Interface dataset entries
------------------------------------------------------------

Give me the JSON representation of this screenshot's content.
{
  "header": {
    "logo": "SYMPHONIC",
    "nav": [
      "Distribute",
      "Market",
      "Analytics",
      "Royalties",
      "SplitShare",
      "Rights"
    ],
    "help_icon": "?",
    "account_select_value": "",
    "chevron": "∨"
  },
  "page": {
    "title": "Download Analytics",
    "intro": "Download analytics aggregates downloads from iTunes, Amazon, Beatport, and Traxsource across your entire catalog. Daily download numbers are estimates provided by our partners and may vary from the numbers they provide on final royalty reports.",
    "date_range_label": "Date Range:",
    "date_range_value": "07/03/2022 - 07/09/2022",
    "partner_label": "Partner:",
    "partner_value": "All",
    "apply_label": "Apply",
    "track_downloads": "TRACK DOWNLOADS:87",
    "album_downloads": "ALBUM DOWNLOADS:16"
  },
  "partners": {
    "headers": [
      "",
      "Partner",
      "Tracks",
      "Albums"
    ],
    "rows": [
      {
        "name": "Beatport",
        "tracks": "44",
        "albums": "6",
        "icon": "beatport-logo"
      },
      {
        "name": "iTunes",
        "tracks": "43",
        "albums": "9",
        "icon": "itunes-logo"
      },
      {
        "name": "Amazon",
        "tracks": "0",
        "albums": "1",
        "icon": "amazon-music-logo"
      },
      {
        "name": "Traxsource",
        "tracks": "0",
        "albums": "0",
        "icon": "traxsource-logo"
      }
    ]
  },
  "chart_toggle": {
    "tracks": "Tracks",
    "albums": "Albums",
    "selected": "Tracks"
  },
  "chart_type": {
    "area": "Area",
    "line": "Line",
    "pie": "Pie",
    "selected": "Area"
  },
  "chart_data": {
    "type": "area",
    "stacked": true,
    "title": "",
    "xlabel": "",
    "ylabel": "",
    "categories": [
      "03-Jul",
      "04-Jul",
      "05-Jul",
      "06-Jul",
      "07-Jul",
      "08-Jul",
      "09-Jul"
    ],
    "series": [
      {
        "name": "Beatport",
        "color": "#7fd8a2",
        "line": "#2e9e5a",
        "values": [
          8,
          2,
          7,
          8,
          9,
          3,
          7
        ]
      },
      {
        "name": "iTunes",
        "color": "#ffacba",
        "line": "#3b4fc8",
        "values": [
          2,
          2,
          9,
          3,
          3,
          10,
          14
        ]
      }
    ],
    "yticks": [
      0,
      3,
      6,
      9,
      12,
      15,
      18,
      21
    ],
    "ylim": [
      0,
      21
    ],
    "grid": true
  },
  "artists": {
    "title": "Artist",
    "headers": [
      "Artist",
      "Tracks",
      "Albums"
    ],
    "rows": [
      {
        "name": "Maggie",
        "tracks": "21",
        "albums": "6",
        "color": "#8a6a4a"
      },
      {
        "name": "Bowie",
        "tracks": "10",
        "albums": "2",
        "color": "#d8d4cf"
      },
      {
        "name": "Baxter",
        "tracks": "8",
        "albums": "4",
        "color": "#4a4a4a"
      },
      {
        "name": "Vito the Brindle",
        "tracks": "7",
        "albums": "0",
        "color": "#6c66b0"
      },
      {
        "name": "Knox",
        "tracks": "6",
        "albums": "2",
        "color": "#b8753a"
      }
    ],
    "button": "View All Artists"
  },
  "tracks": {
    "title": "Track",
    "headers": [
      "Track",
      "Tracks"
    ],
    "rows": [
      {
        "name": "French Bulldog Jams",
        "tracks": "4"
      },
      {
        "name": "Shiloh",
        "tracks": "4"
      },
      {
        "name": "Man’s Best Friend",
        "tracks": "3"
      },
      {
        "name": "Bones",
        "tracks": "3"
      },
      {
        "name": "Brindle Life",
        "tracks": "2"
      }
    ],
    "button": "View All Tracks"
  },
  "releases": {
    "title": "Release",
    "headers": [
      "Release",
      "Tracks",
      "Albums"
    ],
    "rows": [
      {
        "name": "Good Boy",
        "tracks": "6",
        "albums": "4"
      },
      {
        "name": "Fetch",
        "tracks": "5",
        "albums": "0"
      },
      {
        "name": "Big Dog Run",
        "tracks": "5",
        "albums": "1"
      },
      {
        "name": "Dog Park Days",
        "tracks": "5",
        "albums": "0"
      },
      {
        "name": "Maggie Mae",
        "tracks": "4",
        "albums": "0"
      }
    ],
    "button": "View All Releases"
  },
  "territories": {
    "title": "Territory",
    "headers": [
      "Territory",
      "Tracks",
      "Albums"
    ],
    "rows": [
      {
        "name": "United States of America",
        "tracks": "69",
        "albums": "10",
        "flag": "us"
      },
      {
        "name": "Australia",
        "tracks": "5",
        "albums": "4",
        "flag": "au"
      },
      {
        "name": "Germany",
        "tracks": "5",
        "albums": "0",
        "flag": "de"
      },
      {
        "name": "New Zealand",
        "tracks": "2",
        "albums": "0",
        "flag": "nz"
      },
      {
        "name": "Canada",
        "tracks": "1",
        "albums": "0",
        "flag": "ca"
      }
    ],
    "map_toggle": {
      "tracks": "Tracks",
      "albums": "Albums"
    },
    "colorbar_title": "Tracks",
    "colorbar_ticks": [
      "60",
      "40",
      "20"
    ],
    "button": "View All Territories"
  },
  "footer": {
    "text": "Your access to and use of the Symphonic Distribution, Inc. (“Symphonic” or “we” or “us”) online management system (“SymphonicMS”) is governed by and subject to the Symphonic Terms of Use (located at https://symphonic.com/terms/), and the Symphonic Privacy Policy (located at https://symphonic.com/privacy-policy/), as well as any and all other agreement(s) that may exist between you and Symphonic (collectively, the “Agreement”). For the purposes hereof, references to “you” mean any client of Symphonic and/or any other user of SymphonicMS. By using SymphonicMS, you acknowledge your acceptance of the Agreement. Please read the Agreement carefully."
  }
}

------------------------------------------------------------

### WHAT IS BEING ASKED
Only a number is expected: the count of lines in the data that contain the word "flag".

### OUTPUT OF THE EXERCISE
5